26 April 2012
Most girls have had at least one boyfriend that would rather play his video games than answer her phone calls. Lucky for those boys, researchers are finding several advantages to the virtual world. The idea is becoming more attractive to more universities and to the workplace. Although this is becoming more accepted and widespread, there are also cons to living in a virtual world. Games like these affect the mind in more ways than addiction. There are many ways that people can make use of a virtual world—good and bad.
Video games can have good and bad effects. They relate to real life in that most games have a reward system, which is players’ incentive for doing well both virtually and realistically. They can be a learning experience for students, teachers, and even the U.S. military (Johnson 651). But as well as anything, gaming also has its downfalls. For example, in a virtual world called Second Life, citizens began to exhibit violence that is illegal in real life. But after several legal investigations, the creators of the game hope to eventually create its own legal and justice system (Sipress 648). In order to understand fully the complexities of virtual reality gaming, the issues of student learning, brain stimulation and virtual violence merit a closer look.
Incorporating the virtual world into classrooms can help students understand how people think in the real world. Some of the more common virtual worlds are Second Life and World of Warcraft. One of the most prominent virtual worlds is known as Second Life. One of the first tests having this in a classroom was in a workshop at Elon University. The purpose of the study was to see how people functioned in a virtual world that is much like the real world. Not only are the students learning about the world and the way people think, but the teachers are also learning computer skills by learning how to maneuver Second Life (Foster 643). For some, Second Life serves as an escape from reality. Educators and businesses are interested in it because “subscribers create, buy, and sell the colorful characters, costumes, virtual belongings, buildings, and neighborhoods that populate the cyberuniverse” (Foster 641). It was also proven that it could make students understand aspects of sociology that teachers found more difficult to teach. Even architecture students and business students benefit from Second Life. Students from the University of Texas at Austin and the University of California at Berkeley use it to create virtual buildings and spaces to get an idea of what their designs would look like. Students at the Wharton School use it to set up virtual businesses and test their skills and techniques there (Foster 642). Video games can help students test their futures, but they can also positively affect their minds.

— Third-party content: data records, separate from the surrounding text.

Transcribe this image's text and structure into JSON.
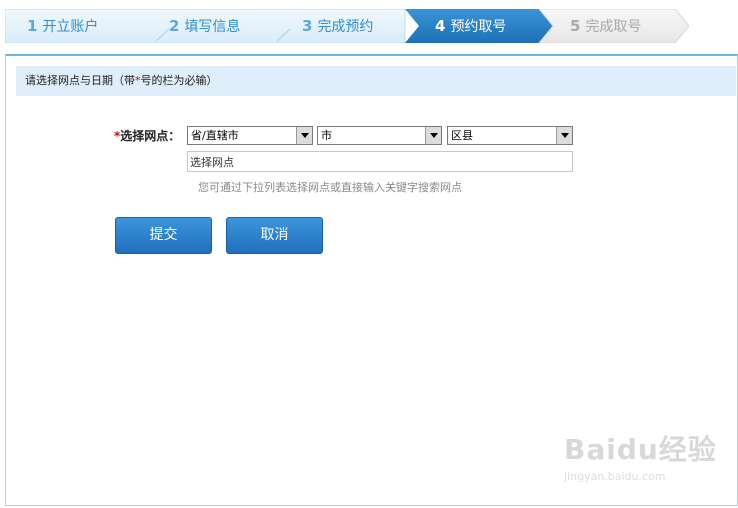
{
  "steps": [
    {
      "num": "1",
      "label": "开立账户"
    },
    {
      "num": "2",
      "label": "填写信息"
    },
    {
      "num": "3",
      "label": "完成预约"
    },
    {
      "num": "4",
      "label": "预约取号"
    },
    {
      "num": "5",
      "label": "完成取号"
    }
  ],
  "notice": {
    "before": "请选择网点与日期（带",
    "star": "*",
    "after": "号的栏为必输）"
  },
  "form": {
    "star": "*",
    "label": "选择网点：",
    "province": "省/直辖市",
    "city": "市",
    "district": "区县",
    "search_value": "选择网点",
    "hint": "您可通过下拉列表选择网点或直接输入关键字搜索网点"
  },
  "buttons": {
    "submit": "提交",
    "cancel": "取消"
  },
  "watermark": {
    "logo": "Baidu经验",
    "url": "jingyan.baidu.com"
  },
  "colors": {
    "accent": "#2b86c9",
    "done_text": "#2f8fcf",
    "todo_text": "#a9a9a9",
    "required": "#e00000"
  }
}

Contrary to popular belief, video games do not always have a negative affect on the brain. After trying to help his child win his game, science professor James Gee, with the help of psychology professor Richard Haier, decided to do some research on how video games affected the mind. They found that simple games such as Tetris can work the brain at first, but once the player has learned the skill, the brain does not do as much work (Johnson 649). They also determined that the more a player advances, the more motivated a player becomes. The professors concluded that “if you create a system in which rewards are both clearly defined and achieved by exploring an environment, you’ll find human brains drawn to those systems, even if they’re made up of virtual characteristics and simulated sidewalks” (Johnson 651). Gee also concluded that people in the Pokemon generation will be able think better, explore, and learn from experience (Johnson 652). Although gaming can have positive effects, it can also bring out the worst in people.